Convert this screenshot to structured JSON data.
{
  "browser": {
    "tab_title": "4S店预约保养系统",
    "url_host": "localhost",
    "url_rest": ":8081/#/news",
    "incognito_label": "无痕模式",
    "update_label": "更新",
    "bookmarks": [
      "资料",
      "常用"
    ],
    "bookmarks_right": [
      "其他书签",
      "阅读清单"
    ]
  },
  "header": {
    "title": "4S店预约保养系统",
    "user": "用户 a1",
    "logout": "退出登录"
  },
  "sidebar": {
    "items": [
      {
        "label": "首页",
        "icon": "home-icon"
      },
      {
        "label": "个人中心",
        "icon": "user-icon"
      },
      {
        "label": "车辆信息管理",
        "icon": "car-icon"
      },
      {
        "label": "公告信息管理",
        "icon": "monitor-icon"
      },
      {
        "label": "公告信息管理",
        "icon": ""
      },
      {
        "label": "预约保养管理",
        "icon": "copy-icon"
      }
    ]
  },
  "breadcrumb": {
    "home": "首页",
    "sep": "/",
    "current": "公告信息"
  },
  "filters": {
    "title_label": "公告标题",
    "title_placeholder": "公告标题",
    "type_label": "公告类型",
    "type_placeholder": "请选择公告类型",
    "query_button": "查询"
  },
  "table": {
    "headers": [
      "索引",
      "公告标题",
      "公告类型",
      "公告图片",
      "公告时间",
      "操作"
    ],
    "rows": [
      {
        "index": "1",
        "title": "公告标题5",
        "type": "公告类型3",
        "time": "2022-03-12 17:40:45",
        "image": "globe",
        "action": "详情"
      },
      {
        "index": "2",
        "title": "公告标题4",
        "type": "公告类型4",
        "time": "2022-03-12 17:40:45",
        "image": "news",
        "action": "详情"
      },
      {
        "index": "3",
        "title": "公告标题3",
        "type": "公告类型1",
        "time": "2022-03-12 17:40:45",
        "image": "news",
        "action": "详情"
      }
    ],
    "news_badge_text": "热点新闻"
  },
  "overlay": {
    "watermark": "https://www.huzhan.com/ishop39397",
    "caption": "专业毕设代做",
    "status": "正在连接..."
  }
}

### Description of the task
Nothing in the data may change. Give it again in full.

### Completed exercise
Convert this screenshot to structured JSON data.
{
  "browser": {
    "tab_title": "4S店预约保养系统",
    "url_host": "localhost",
    "url_rest": ":8081/#/news",
    "incognito_label": "无痕模式",
    "update_label": "更新",
    "bookmarks": [
      "资料",
      "常用"
    ],
    "bookmarks_right": [
      "其他书签",
      "阅读清单"
    ]
  },
  "header": {
    "title": "4S店预约保养系统",
    "user": "用户 a1",
    "logout": "退出登录"
  },
  "sidebar": {
    "items": [
      {
        "label": "首页",
        "icon": "home-icon"
      },
      {
        "label": "个人中心",
        "icon": "user-icon"
      },
      {
        "label": "车辆信息管理",
        "icon": "car-icon"
      },
      {
        "label": "公告信息管理",
        "icon": "monitor-icon"
      },
      {
        "label": "公告信息管理",
        "icon": ""
      },
      {
        "label": "预约保养管理",
        "icon": "copy-icon"
      }
    ]
  },
  "breadcrumb": {
    "home": "首页",
    "sep": "/",
    "current": "公告信息"
  },
  "filters": {
    "title_label": "公告标题",
    "title_placeholder": "公告标题",
    "type_label": "公告类型",
    "type_placeholder": "请选择公告类型",
    "query_button": "查询"
  },
  "table": {
    "headers": [
      "索引",
      "公告标题",
      "公告类型",
      "公告图片",
      "公告时间",
      "操作"
    ],
    "rows": [
      {
        "index": "1",
        "title": "公告标题5",
        "type": "公告类型3",
        "time": "2022-03-12 17:40:45",
        "image": "globe",
        "action": "详情"
      },
      {
        "index": "2",
        "title": "公告标题4",
        "type": "公告类型4",
        "time": "2022-03-12 17:40:45",
        "image": "news",
        "action": "详情"
      },
      {
        "index": "3",
        "title": "公告标题3",
        "type": "公告类型1",
        "time": "2022-03-12 17:40:45",
        "image": "news",
        "action": "详情"
      }
    ],
    "news_badge_text": "热点新闻"
  },
  "overlay": {
    "watermark": "https://www.huzhan.com/ishop39397",
    "caption": "专业毕设代做",
    "status": "正在连接..."
  }
}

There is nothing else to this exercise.